ACTION ITEM
Without skipping anything, print all of the data exactly.

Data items

== == ==

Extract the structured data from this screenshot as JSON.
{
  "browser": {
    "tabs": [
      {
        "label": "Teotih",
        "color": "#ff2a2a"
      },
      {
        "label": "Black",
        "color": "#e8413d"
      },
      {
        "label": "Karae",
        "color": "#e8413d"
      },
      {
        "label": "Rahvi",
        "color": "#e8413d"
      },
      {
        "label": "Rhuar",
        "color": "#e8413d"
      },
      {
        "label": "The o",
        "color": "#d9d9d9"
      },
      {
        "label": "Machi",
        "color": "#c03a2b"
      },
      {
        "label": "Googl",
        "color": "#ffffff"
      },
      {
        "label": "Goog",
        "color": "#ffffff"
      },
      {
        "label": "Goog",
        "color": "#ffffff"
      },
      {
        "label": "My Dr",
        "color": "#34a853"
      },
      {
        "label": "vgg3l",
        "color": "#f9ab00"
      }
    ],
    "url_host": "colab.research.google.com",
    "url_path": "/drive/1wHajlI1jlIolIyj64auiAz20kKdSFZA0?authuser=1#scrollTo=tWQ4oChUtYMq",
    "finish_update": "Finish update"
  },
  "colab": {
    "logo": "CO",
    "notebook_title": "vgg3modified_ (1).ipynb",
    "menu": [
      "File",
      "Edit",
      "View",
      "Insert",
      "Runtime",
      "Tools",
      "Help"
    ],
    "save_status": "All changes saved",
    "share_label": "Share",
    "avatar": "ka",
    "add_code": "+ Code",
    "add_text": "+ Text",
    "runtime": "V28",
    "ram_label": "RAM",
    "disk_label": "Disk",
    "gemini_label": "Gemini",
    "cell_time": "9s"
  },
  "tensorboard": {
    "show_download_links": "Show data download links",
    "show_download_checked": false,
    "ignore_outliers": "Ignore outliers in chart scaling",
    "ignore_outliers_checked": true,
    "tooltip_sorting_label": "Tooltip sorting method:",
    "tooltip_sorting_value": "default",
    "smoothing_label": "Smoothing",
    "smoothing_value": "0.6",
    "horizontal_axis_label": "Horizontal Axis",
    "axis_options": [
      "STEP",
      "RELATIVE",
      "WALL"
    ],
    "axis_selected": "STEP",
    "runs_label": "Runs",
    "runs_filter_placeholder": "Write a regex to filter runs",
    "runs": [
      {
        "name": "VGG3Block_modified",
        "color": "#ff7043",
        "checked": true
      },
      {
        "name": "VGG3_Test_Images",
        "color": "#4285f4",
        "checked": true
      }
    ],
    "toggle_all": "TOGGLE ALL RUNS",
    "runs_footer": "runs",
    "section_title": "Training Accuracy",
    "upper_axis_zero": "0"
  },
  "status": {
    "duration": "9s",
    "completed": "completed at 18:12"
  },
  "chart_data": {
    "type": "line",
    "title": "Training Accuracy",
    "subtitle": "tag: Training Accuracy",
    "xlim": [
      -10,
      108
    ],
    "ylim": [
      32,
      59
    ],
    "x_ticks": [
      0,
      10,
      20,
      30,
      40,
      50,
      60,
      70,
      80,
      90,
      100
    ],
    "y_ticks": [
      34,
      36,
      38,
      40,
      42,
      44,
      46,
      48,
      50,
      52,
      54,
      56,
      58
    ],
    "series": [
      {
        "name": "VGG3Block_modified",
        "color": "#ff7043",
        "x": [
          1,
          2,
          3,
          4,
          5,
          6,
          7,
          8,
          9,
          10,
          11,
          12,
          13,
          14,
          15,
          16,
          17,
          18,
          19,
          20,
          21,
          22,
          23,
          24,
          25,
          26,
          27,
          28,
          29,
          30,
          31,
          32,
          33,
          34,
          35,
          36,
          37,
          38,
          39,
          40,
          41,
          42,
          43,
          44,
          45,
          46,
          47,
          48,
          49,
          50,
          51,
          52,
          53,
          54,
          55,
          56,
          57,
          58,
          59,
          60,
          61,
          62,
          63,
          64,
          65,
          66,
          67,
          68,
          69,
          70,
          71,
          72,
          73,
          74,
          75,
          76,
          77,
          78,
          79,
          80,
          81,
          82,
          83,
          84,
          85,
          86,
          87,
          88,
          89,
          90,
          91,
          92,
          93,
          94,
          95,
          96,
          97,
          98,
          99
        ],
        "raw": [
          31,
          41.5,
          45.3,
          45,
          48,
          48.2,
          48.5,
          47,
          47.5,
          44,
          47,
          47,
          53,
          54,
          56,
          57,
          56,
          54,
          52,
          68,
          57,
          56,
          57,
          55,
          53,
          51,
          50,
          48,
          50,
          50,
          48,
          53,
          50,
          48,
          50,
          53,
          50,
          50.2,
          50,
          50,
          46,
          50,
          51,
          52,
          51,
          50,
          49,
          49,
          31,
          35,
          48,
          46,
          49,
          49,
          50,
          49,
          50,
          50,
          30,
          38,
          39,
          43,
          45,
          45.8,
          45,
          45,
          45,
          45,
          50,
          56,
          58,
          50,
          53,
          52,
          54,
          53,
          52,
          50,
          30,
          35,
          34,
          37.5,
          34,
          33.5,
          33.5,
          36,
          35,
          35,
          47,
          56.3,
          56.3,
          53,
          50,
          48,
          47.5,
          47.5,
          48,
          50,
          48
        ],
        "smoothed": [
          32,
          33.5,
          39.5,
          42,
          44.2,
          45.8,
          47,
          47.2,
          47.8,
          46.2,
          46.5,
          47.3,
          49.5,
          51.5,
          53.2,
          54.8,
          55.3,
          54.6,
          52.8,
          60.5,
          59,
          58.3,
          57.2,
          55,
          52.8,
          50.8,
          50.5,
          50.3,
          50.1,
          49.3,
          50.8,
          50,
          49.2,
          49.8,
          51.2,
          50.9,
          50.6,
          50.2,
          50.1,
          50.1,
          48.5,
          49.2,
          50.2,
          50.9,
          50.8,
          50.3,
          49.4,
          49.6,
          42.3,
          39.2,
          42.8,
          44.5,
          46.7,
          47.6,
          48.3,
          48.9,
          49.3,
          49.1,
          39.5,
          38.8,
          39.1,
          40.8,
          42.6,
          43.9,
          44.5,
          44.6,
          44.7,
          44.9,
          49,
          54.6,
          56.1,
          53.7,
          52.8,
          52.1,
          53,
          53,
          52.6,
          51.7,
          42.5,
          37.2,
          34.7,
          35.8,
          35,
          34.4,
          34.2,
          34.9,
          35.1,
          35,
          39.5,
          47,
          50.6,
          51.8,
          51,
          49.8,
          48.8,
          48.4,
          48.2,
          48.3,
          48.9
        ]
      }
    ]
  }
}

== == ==

THE ANSWER
Extract the structured data from this screenshot as JSON.
{
  "browser": {
    "tabs": [
      {
        "label": "Teotih",
        "color": "#ff2a2a"
      },
      {
        "label": "Black",
        "color": "#e8413d"
      },
      {
        "label": "Karae",
        "color": "#e8413d"
      },
      {
        "label": "Rahvi",
        "color": "#e8413d"
      },
      {
        "label": "Rhuar",
        "color": "#e8413d"
      },
      {
        "label": "The o",
        "color": "#d9d9d9"
      },
      {
        "label": "Machi",
        "color": "#c03a2b"
      },
      {
        "label": "Googl",
        "color": "#ffffff"
      },
      {
        "label": "Goog",
        "color": "#ffffff"
      },
      {
        "label": "Goog",
        "color": "#ffffff"
      },
      {
        "label": "My Dr",
        "color": "#34a853"
      },
      {
        "label": "vgg3l",
        "color": "#f9ab00"
      }
    ],
    "url_host": "colab.research.google.com",
    "url_path": "/drive/1wHajlI1jlIolIyj64auiAz20kKdSFZA0?authuser=1#scrollTo=tWQ4oChUtYMq",
    "finish_update": "Finish update"
  },
  "colab": {
    "logo": "CO",
    "notebook_title": "vgg3modified_ (1).ipynb",
    "menu": [
      "File",
      "Edit",
      "View",
      "Insert",
      "Runtime",
      "Tools",
      "Help"
    ],
    "save_status": "All changes saved",
    "share_label": "Share",
    "avatar": "ka",
    "add_code": "+ Code",
    "add_text": "+ Text",
    "runtime": "V28",
    "ram_label": "RAM",
    "disk_label": "Disk",
    "gemini_label": "Gemini",
    "cell_time": "9s"
  },
  "tensorboard": {
    "show_download_links": "Show data download links",
    "show_download_checked": false,
    "ignore_outliers": "Ignore outliers in chart scaling",
    "ignore_outliers_checked": true,
    "tooltip_sorting_label": "Tooltip sorting method:",
    "tooltip_sorting_value": "default",
    "smoothing_label": "Smoothing",
    "smoothing_value": "0.6",
    "horizontal_axis_label": "Horizontal Axis",
    "axis_options": [
      "STEP",
      "RELATIVE",
      "WALL"
    ],
    "axis_selected": "STEP",
    "runs_label": "Runs",
    "runs_filter_placeholder": "Write a regex to filter runs",
    "runs": [
      {
        "name": "VGG3Block_modified",
        "color": "#ff7043",
        "checked": true
      },
      {
        "name": "VGG3_Test_Images",
        "color": "#4285f4",
        "checked": true
      }
    ],
    "toggle_all": "TOGGLE ALL RUNS",
    "runs_footer": "runs",
    "section_title": "Training Accuracy",
    "upper_axis_zero": "0"
  },
  "status": {
    "duration": "9s",
    "completed": "completed at 18:12"
  },
  "chart_data": {
    "type": "line",
    "title": "Training Accuracy",
    "subtitle": "tag: Training Accuracy",
    "xlim": [
      -10,
      108
    ],
    "ylim": [
      32,
      59
    ],
    "x_ticks": [
      0,
      10,
      20,
      30,
      40,
      50,
      60,
      70,
      80,
      90,
      100
    ],
    "y_ticks": [
      34,
      36,
      38,
      40,
      42,
      44,
      46,
      48,
      50,
      52,
      54,
      56,
      58
    ],
    "series": [
      {
        "name": "VGG3Block_modified",
        "color": "#ff7043",
        "x": [
          1,
          2,
          3,
          4,
          5,
          6,
          7,
          8,
          9,
          10,
          11,
          12,
          13,
          14,
          15,
          16,
          17,
          18,
          19,
          20,
          21,
          22,
          23,
          24,
          25,
          26,
          27,
          28,
          29,
          30,
          31,
          32,
          33,
          34,
          35,
          36,
          37,
          38,
          39,
          40,
          41,
          42,
          43,
          44,
          45,
          46,
          47,
          48,
          49,
          50,
          51,
          52,
          53,
          54,
          55,
          56,
          57,
          58,
          59,
          60,
          61,
          62,
          63,
          64,
          65,
          66,
          67,
          68,
          69,
          70,
          71,
          72,
          73,
          74,
          75,
          76,
          77,
          78,
          79,
          80,
          81,
          82,
          83,
          84,
          85,
          86,
          87,
          88,
          89,
          90,
          91,
          92,
          93,
          94,
          95,
          96,
          97,
          98,
          99
        ],
        "raw": [
          31,
          41.5,
          45.3,
          45,
          48,
          48.2,
          48.5,
          47,
          47.5,
          44,
          47,
          47,
          53,
          54,
          56,
          57,
          56,
          54,
          52,
          68,
          57,
          56,
          57,
          55,
          53,
          51,
          50,
          48,
          50,
          50,
          48,
          53,
          50,
          48,
          50,
          53,
          50,
          50.2,
          50,
          50,
          46,
          50,
          51,
          52,
          51,
          50,
          49,
          49,
          31,
          35,
          48,
          46,
          49,
          49,
          50,
          49,
          50,
          50,
          30,
          38,
          39,
          43,
          45,
          45.8,
          45,
          45,
          45,
          45,
          50,
          56,
          58,
          50,
          53,
          52,
          54,
          53,
          52,
          50,
          30,
          35,
          34,
          37.5,
          34,
          33.5,
          33.5,
          36,
          35,
          35,
          47,
          56.3,
          56.3,
          53,
          50,
          48,
          47.5,
          47.5,
          48,
          50,
          48
        ],
        "smoothed": [
          32,
          33.5,
          39.5,
          42,
          44.2,
          45.8,
          47,
          47.2,
          47.8,
          46.2,
          46.5,
          47.3,
          49.5,
          51.5,
          53.2,
          54.8,
          55.3,
          54.6,
          52.8,
          60.5,
          59,
          58.3,
          57.2,
          55,
          52.8,
          50.8,
          50.5,
          50.3,
          50.1,
          49.3,
          50.8,
          50,
          49.2,
          49.8,
          51.2,
          50.9,
          50.6,
          50.2,
          50.1,
          50.1,
          48.5,
          49.2,
          50.2,
          50.9,
          50.8,
          50.3,
          49.4,
          49.6,
          42.3,
          39.2,
          42.8,
          44.5,
          46.7,
          47.6,
          48.3,
          48.9,
          49.3,
          49.1,
          39.5,
          38.8,
          39.1,
          40.8,
          42.6,
          43.9,
          44.5,
          44.6,
          44.7,
          44.9,
          49,
          54.6,
          56.1,
          53.7,
          52.8,
          52.1,
          53,
          53,
          52.6,
          51.7,
          42.5,
          37.2,
          34.7,
          35.8,
          35,
          34.4,
          34.2,
          34.9,
          35.1,
          35,
          39.5,
          47,
          50.6,
          51.8,
          51,
          49.8,
          48.8,
          48.4,
          48.2,
          48.3,
          48.9
        ]
      }
    ]
  }
}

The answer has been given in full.